As we had allotted a few days for Angkor, we had the opportunity of venturing out of the Angkor complex and going out of town to visit a few more relics. A tiring ride of course in the heat, trust me we were not disappointed even for a moment. Our best endeavour was to visit ‘Kabal Spean’ – which has a thousand Shivlings. The steep climb led us to the most daunting Shiva masterpiece I have ever come across. The site, in the middle of the jungle is a little stream which has thousands of shivlings on the riverbed. These are sculpted on the river bed and are said to represent the ‘sahastralingam’, mentioned in ancient Hindu texts.
After a tired day visiting the temples, the only thing you want is a generous foot massage. You find these all around the city of Siem Reap, but the best and the cheapest can be found in the Night Market of Siem Reap. A relatively small night market in comparison to those of Bangkok, the market is a good bargain if you are looking for ethnic Cambodian souvenirs or just getting a sense of the Cambodian people.
Food and Stay:

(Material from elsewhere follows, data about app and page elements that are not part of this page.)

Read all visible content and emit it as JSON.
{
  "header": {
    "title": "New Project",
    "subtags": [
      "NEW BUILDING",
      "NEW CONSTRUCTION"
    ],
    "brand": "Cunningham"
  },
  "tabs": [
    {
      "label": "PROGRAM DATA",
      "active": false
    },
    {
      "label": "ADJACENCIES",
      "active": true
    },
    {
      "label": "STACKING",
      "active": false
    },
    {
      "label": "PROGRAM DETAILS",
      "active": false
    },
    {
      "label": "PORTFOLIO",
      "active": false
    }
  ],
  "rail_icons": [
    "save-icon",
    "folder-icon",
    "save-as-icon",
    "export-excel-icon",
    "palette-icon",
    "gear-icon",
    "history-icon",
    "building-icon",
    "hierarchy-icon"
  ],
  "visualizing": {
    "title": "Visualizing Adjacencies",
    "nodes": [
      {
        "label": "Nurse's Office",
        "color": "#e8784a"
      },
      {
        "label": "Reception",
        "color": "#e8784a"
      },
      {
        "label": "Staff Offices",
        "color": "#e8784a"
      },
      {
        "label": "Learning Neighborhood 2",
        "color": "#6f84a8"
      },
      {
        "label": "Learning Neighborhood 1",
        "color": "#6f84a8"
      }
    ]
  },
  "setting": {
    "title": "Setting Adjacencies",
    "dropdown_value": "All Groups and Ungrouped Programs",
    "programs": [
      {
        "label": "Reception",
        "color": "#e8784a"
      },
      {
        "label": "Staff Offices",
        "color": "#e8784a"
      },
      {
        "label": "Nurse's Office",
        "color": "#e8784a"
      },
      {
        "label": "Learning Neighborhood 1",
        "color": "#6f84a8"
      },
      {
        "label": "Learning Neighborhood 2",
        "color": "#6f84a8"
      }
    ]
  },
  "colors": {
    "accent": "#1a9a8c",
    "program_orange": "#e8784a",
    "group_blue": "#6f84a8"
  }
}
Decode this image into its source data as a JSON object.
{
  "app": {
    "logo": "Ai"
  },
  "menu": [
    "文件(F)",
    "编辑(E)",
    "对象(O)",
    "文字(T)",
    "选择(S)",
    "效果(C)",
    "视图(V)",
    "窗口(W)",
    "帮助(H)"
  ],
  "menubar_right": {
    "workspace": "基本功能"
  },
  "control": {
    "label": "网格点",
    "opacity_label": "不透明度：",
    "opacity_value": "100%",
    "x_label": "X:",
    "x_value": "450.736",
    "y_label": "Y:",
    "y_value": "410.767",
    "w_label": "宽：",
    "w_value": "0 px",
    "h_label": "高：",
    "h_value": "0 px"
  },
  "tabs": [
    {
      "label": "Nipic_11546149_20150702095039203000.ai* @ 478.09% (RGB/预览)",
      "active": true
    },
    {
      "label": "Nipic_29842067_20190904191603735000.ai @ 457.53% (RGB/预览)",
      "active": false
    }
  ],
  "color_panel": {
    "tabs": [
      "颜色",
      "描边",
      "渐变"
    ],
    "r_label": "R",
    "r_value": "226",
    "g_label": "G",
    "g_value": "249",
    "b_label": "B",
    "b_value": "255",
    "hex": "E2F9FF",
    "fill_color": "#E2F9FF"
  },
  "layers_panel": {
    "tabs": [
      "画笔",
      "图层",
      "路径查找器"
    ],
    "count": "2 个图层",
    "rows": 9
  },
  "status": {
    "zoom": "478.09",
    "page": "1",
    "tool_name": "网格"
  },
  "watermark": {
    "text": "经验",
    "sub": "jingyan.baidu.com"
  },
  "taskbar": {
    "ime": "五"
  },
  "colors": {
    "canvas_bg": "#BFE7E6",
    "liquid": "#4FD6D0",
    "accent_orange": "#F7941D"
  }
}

By the end of the day we were hungry and our relaxed feet could only take us a few steps ahead. At this time, it is best to walk down a few alleys into ‘Pub Street’ which is a westerner’s world in Siem Reap. The street and its pedestrian walkways host the best Cambodian food and the smooth Angkor Beer. For sea-food lovers, you will find the best of the lot for a mere $2-3 anywhere in Siem Reap. For vegetarians, you will find at least a couple of vegetarian dishes on any menu. Also, almost anywhere we went, the chef is most willing to do a vegetarian version of the food mentioned. Try as many Cambodian treats as you can – they are far spicier than most South Asian meals and suit the Indian palate. You can also feel free to eat from any place; the smallest of roadside stalls are as clean and hygienic as the big hotels. Siem Reap has an array of good hotels, both luxury and budget. On an average, hotel costs are much lower and you can expect to get a good 3-4 star hotel room for about $25-30 per night.
Everything is negotiable, from currency to visa entry. Bribes are common and immigration officers can also fool you with the amount you need to pay – so be well prepared and alert.